We’ve noticed and had several people ask us about corporate changes at Schoology, the LMS vendor. More specifically, the questions have been based on whether they are laying off staff, and what that means for the higher ed LMS market. Short answers – yes to the layoffs, and the company will be more selective on which higher ed opportunities to pursue.
Through phone and email interviews, I asked CEO Jeremy Friedman to respond to these questions.
As you and I have talked about, operational efficiency is a strategic objective for Schoology in 2017. As we built our plan for the year we saw opportunities to focus our efforts and operate at a higher level. This meant that we decided to reduce our headcount by a little over 10%, primarily across sales and marketing. To be clear, we reduced how much we are going to spend in Sales and Marketing, and we increased how much we are going to spend in Research & Development and Customer Success. The net impact is a more efficient company that can invest more in product innovation and our customers.
Beyond affecting the number of staff, these changes will also affect which LMS opportunities in higher ed that Schoology will pursue. The large procurements, typically driven by an extensive request for proposal (RFP) process, is very expensive for vendors, and Schoology has not had any higher ed breakthroughs beyond Colorado State University’s Global Campus in 2015. In a post this summer, I called out one barrier that the company would have to overcome.
At the same time, there is a question about the market’s appetite for another native-cloud highly-usable LMS in higher ed. In terms of mindshare, Canvas has that category locked up right now. While a second competitor makes sense from a general market perspective (more companies delivering what schools seem to want), it might not make as much sense in higher ed where there has been a historical tendency to accept a very small number of vendors. Institutions do not have a clear sense of why they should consider both Canvas and Schoology as options, at least until they dig deeper.
Based on our phone conversation, part of what Jeremy means by “operational efficiency” is that Schoology will not proactively pursue these expensive large-school or large-system RFPs, instead deciding on a case-by-case basis whether they want to compete.
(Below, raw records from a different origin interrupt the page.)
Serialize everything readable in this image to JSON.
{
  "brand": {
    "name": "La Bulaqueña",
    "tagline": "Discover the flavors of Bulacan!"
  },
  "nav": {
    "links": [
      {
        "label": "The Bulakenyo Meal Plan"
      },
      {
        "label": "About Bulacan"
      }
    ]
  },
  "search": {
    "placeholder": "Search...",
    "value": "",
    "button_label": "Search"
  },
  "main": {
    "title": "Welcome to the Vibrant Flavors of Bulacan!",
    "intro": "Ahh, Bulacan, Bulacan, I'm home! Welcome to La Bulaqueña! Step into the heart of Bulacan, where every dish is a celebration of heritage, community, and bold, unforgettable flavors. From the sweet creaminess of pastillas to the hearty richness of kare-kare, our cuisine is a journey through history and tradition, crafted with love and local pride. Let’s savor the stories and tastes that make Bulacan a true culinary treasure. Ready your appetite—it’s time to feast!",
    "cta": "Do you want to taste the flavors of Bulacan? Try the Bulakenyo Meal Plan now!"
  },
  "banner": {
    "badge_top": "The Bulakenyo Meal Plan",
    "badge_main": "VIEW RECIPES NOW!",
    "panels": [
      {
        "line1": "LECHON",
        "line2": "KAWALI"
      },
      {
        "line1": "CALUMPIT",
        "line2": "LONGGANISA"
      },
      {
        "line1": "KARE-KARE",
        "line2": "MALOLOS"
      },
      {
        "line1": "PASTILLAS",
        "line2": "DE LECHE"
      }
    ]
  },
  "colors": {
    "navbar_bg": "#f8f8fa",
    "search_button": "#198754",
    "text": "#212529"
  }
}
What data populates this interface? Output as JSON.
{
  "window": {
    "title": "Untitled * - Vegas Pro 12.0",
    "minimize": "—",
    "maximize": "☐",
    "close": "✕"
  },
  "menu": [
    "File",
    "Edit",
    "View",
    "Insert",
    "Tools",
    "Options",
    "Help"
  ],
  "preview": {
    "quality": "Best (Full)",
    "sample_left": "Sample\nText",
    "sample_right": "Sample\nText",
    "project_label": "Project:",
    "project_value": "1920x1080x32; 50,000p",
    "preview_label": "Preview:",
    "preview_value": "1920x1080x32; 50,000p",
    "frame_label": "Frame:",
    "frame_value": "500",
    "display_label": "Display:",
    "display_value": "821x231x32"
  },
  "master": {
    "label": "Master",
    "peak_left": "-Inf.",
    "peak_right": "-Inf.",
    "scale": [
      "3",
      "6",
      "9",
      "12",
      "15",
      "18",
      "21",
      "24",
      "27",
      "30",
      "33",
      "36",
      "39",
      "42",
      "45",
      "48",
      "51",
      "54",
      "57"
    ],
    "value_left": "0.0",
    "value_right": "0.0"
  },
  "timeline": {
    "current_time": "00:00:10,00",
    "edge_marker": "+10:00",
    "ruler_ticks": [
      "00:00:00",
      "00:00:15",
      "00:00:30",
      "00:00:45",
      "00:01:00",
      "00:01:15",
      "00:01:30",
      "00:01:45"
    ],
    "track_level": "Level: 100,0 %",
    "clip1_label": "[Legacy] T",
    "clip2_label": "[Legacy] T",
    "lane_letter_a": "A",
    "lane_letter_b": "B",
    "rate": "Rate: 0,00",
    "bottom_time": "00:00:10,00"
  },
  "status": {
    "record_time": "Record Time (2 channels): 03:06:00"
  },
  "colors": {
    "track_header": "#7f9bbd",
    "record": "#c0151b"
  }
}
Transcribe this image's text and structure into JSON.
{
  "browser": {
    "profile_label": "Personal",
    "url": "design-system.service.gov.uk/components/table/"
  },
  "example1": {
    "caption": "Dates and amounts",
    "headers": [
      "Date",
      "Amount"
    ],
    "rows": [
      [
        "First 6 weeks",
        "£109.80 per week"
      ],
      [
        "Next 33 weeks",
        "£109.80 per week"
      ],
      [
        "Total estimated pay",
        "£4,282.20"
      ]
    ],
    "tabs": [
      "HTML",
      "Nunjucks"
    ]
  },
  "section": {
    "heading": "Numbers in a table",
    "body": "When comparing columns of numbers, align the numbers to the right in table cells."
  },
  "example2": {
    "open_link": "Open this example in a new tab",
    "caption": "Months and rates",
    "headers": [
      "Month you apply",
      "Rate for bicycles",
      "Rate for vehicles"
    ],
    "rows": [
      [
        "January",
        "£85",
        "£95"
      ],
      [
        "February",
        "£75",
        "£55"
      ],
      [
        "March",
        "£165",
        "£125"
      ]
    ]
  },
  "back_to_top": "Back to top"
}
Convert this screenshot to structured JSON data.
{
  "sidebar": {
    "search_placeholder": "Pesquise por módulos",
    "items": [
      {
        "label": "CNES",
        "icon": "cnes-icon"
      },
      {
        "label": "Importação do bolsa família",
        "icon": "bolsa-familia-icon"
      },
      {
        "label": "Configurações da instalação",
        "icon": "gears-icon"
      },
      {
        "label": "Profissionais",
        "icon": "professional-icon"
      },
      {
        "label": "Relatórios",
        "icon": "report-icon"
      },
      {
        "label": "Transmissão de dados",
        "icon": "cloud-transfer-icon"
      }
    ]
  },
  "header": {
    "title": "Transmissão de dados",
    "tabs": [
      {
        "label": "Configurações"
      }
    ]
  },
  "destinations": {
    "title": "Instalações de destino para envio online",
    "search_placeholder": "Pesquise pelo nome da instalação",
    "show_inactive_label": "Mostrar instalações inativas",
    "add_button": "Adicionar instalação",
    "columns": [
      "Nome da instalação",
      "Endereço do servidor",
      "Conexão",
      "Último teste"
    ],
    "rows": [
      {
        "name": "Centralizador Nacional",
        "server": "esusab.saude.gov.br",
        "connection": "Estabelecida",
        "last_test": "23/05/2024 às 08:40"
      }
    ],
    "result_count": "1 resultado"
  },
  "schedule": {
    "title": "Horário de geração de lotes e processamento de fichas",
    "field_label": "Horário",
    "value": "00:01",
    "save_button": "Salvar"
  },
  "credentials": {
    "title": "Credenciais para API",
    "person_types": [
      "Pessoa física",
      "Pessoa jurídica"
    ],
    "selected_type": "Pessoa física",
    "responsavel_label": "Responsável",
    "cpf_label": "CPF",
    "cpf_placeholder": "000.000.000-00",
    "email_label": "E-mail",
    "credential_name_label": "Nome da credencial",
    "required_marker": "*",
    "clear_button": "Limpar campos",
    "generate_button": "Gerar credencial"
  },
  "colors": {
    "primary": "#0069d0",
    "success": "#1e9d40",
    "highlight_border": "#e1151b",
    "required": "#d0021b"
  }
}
The company is so far not getting the payoff to justify the investment in a broad sense.
Jeremy stated that the company management understands their sweet spot in the market better now, and he included a postscript to the email:
Since I know you’re always in interested in the growth in HE, we had a great year, brought on about 50 new customers, and we continue to see strong market traction and interest.
Looking at our data for the LMS market analysis subscription, we show that the majority of Schoology’s higher ed clients are smaller schools, like Wheaton College. While smaller schools often go through an RFP processes – at least for their primary system – the business development investment is smaller, and Schoology seems to be getting some payoff.
There are some larger clients using Schoology as a secondary system, by which we mean a system that is not the default campus standard. An example of the latter is the University of Denver’s Center for Professional Development program for K-12 educators. The primary LMS for the university is Canvas.
We’ll look deeper at the data and keep watching Schoology and other non-mainstream LMS providers as the market evolves.1
By Phil Hill
- Disclosure: Schoology is a subscriber to our e-Literate Big Picture: LMS subscription service. [↩]